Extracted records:
####################

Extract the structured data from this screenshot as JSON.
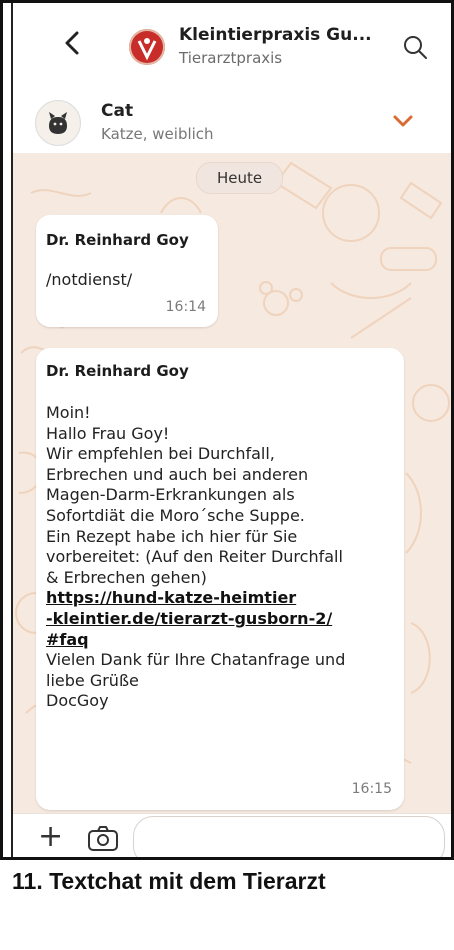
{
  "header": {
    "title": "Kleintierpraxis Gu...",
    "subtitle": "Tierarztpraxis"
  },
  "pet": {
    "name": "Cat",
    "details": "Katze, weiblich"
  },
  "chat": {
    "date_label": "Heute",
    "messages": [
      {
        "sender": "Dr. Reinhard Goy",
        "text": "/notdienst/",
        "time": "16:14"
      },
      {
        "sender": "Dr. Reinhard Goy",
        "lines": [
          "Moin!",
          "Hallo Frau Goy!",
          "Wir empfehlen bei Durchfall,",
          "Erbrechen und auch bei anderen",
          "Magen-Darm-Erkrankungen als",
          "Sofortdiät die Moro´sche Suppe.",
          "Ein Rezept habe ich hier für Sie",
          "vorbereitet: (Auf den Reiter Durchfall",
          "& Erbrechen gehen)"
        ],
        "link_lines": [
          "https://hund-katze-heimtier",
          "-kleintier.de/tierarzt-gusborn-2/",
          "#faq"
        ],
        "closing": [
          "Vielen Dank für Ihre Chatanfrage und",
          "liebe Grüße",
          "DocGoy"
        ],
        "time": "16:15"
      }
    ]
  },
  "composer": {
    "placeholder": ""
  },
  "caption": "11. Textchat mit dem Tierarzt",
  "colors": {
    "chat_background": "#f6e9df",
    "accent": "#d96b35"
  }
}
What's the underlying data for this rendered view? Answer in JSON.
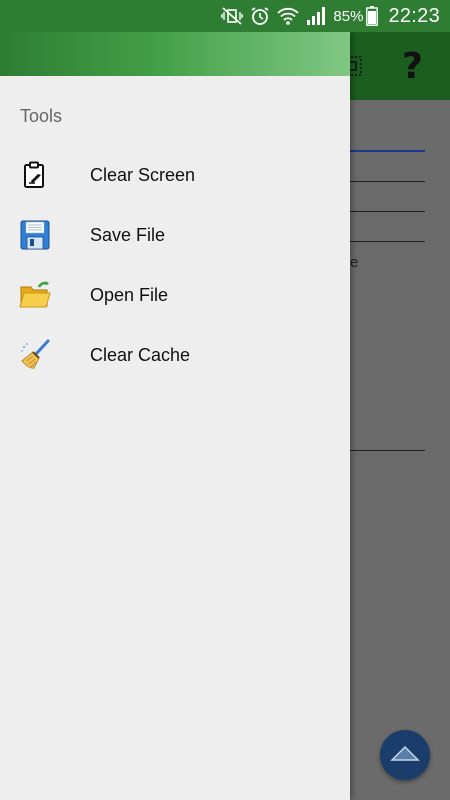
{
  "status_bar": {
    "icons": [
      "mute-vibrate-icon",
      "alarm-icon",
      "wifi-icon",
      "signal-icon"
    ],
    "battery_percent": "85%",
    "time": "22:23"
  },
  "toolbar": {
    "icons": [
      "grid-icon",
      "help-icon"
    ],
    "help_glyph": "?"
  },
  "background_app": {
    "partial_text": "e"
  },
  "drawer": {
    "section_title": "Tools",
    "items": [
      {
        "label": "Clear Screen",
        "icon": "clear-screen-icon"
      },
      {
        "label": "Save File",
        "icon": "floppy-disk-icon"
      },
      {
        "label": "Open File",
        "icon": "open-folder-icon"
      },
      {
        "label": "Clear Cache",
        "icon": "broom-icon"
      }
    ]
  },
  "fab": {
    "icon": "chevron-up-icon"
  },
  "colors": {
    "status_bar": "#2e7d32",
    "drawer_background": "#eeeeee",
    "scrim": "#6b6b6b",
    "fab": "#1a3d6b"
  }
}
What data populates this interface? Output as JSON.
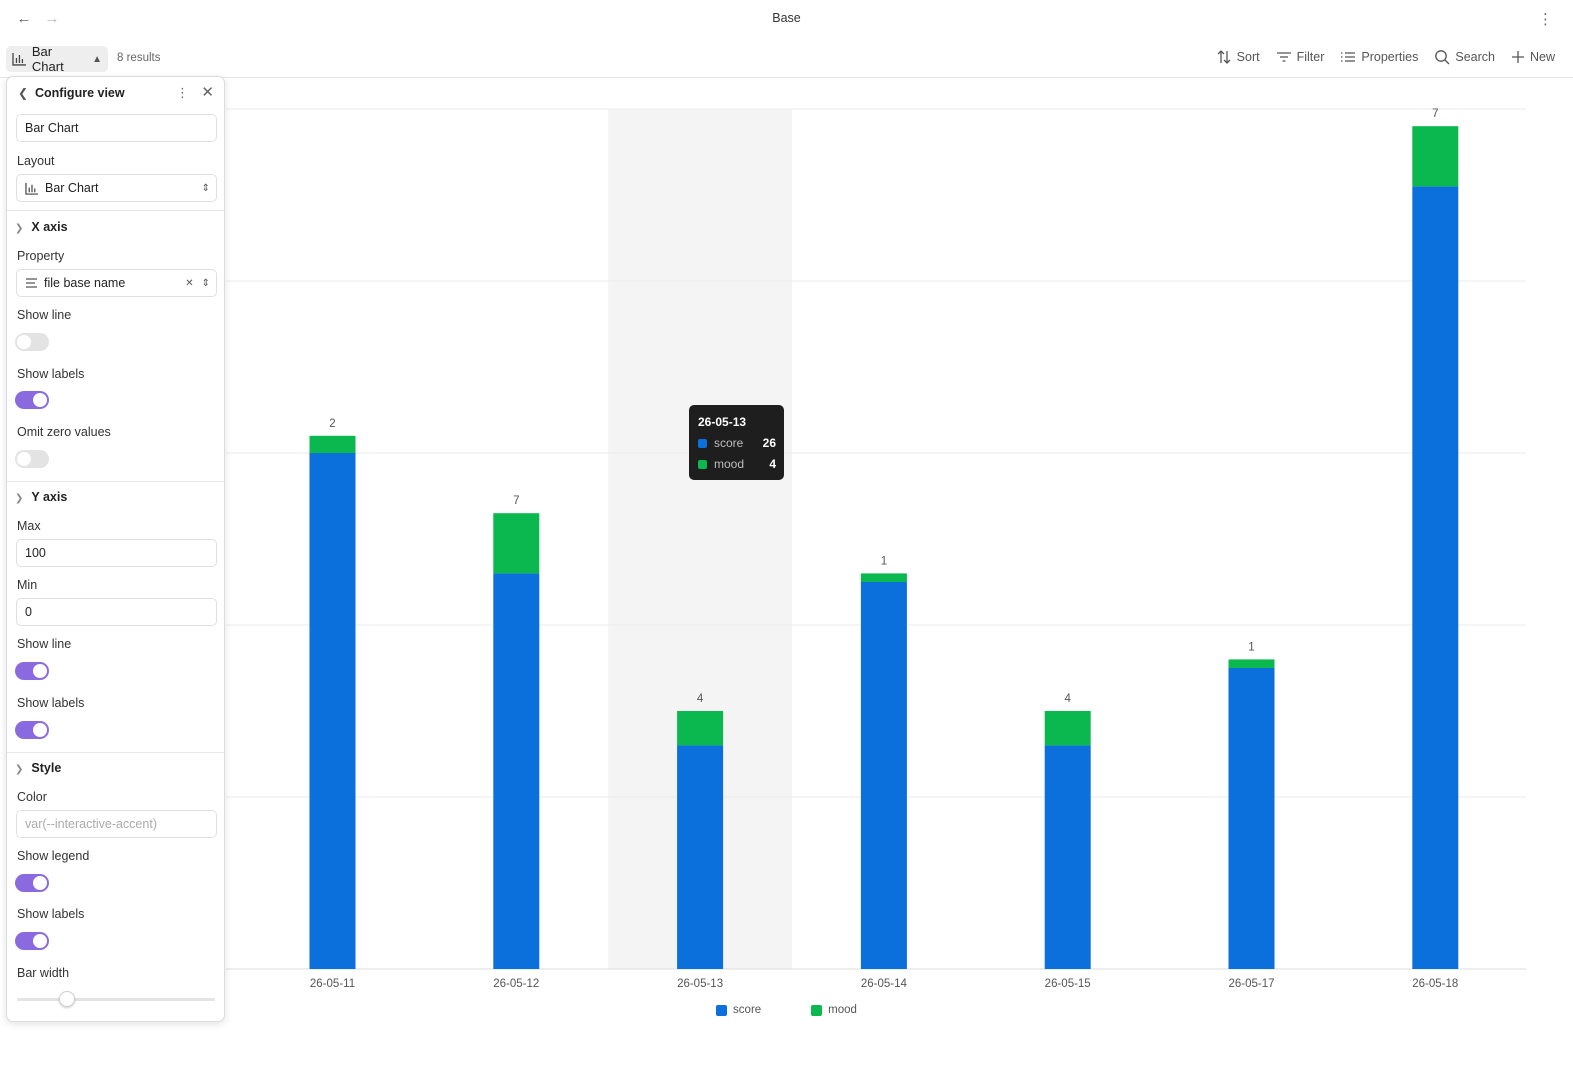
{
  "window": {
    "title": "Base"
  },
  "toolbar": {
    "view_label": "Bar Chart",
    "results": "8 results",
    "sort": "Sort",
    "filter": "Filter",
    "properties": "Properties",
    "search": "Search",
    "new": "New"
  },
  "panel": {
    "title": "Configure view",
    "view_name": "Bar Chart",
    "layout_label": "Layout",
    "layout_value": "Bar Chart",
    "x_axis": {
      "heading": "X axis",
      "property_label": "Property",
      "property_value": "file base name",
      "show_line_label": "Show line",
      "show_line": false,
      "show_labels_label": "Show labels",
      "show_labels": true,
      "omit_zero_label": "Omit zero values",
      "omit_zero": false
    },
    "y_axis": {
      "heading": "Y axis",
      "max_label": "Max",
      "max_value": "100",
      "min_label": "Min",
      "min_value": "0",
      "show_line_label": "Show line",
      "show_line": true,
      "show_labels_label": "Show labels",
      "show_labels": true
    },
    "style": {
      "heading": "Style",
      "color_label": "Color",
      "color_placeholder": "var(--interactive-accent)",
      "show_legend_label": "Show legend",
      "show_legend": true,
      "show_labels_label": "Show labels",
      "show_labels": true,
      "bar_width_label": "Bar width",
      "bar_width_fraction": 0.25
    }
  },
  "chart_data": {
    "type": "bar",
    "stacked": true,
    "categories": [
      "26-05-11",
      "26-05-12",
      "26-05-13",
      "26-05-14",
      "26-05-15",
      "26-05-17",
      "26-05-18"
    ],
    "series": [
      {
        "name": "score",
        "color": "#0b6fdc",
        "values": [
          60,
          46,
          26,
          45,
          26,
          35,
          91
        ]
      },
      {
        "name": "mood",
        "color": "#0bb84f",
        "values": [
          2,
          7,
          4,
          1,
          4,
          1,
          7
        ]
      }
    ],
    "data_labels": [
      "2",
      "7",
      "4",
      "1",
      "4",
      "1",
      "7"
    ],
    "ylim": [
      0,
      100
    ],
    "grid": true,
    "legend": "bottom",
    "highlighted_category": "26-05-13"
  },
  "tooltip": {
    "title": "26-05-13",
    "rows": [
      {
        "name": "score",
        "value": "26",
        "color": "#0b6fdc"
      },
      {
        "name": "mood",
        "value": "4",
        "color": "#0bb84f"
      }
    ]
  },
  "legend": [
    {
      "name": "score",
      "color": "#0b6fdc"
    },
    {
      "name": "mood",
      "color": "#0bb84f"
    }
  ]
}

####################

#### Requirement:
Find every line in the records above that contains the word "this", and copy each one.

#### Answer for the task:
Extract the structured data from this screenshot as JSON.
What's the underlying data for this rendered view? Answer in JSON.
What data populates this interface? Output as JSON.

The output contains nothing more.